» **Work task**: Your task is to copy every record exactly.
====== Data for this exercise
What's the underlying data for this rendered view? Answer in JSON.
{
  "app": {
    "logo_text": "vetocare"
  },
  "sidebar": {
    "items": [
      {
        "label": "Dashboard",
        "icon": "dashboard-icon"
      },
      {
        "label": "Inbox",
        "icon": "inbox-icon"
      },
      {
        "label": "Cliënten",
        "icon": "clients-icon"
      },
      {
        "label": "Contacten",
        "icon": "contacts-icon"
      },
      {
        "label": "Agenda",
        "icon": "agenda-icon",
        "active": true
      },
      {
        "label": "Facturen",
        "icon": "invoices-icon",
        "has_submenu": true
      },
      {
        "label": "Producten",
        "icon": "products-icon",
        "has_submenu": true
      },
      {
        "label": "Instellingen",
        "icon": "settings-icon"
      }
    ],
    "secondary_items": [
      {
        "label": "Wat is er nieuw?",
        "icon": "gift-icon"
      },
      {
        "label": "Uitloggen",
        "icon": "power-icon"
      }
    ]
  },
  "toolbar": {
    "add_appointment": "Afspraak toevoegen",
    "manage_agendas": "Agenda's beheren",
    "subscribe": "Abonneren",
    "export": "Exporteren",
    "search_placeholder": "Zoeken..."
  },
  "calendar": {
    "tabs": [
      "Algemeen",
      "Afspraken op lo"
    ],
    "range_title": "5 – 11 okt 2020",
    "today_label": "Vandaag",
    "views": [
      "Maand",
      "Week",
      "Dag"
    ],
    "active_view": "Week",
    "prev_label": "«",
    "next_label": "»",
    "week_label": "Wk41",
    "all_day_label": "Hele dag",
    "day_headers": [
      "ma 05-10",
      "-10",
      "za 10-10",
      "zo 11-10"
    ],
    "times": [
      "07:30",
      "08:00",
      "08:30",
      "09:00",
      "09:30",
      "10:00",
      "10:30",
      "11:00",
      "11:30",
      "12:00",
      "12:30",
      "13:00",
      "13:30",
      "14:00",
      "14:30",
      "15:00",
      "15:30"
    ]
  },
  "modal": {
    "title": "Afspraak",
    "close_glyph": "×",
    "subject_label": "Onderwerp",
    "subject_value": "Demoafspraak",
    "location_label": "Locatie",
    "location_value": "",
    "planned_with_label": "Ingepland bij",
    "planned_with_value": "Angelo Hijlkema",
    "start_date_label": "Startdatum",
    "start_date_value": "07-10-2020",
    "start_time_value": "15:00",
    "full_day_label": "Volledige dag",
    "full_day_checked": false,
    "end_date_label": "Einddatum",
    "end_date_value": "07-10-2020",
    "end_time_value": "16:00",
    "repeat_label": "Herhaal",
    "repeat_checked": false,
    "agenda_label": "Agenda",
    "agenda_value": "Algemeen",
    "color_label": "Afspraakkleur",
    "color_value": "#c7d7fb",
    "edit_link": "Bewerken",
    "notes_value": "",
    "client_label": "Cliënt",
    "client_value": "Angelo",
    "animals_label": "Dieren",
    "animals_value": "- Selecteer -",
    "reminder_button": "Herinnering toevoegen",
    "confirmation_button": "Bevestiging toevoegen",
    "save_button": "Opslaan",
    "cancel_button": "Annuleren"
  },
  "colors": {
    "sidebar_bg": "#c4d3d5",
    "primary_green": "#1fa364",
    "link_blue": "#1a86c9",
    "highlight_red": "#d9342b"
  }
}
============
» **Response box**:
What's the underlying data for this rendered view? Answer in JSON.
{
  "app": {
    "logo_text": "vetocare"
  },
  "sidebar": {
    "items": [
      {
        "label": "Dashboard",
        "icon": "dashboard-icon"
      },
      {
        "label": "Inbox",
        "icon": "inbox-icon"
      },
      {
        "label": "Cliënten",
        "icon": "clients-icon"
      },
      {
        "label": "Contacten",
        "icon": "contacts-icon"
      },
      {
        "label": "Agenda",
        "icon": "agenda-icon",
        "active": true
      },
      {
        "label": "Facturen",
        "icon": "invoices-icon",
        "has_submenu": true
      },
      {
        "label": "Producten",
        "icon": "products-icon",
        "has_submenu": true
      },
      {
        "label": "Instellingen",
        "icon": "settings-icon"
      }
    ],
    "secondary_items": [
      {
        "label": "Wat is er nieuw?",
        "icon": "gift-icon"
      },
      {
        "label": "Uitloggen",
        "icon": "power-icon"
      }
    ]
  },
  "toolbar": {
    "add_appointment": "Afspraak toevoegen",
    "manage_agendas": "Agenda's beheren",
    "subscribe": "Abonneren",
    "export": "Exporteren",
    "search_placeholder": "Zoeken..."
  },
  "calendar": {
    "tabs": [
      "Algemeen",
      "Afspraken op lo"
    ],
    "range_title": "5 – 11 okt 2020",
    "today_label": "Vandaag",
    "views": [
      "Maand",
      "Week",
      "Dag"
    ],
    "active_view": "Week",
    "prev_label": "«",
    "next_label": "»",
    "week_label": "Wk41",
    "all_day_label": "Hele dag",
    "day_headers": [
      "ma 05-10",
      "-10",
      "za 10-10",
      "zo 11-10"
    ],
    "times": [
      "07:30",
      "08:00",
      "08:30",
      "09:00",
      "09:30",
      "10:00",
      "10:30",
      "11:00",
      "11:30",
      "12:00",
      "12:30",
      "13:00",
      "13:30",
      "14:00",
      "14:30",
      "15:00",
      "15:30"
    ]
  },
  "modal": {
    "title": "Afspraak",
    "close_glyph": "×",
    "subject_label": "Onderwerp",
    "subject_value": "Demoafspraak",
    "location_label": "Locatie",
    "location_value": "",
    "planned_with_label": "Ingepland bij",
    "planned_with_value": "Angelo Hijlkema",
    "start_date_label": "Startdatum",
    "start_date_value": "07-10-2020",
    "start_time_value": "15:00",
    "full_day_label": "Volledige dag",
    "full_day_checked": false,
    "end_date_label": "Einddatum",
    "end_date_value": "07-10-2020",
    "end_time_value": "16:00",
    "repeat_label": "Herhaal",
    "repeat_checked": false,
    "agenda_label": "Agenda",
    "agenda_value": "Algemeen",
    "color_label": "Afspraakkleur",
    "color_value": "#c7d7fb",
    "edit_link": "Bewerken",
    "notes_value": "",
    "client_label": "Cliënt",
    "client_value": "Angelo",
    "animals_label": "Dieren",
    "animals_value": "- Selecteer -",
    "reminder_button": "Herinnering toevoegen",
    "confirmation_button": "Bevestiging toevoegen",
    "save_button": "Opslaan",
    "cancel_button": "Annuleren"
  },
  "colors": {
    "sidebar_bg": "#c4d3d5",
    "primary_green": "#1fa364",
    "link_blue": "#1a86c9",
    "highlight_red": "#d9342b"
  }
}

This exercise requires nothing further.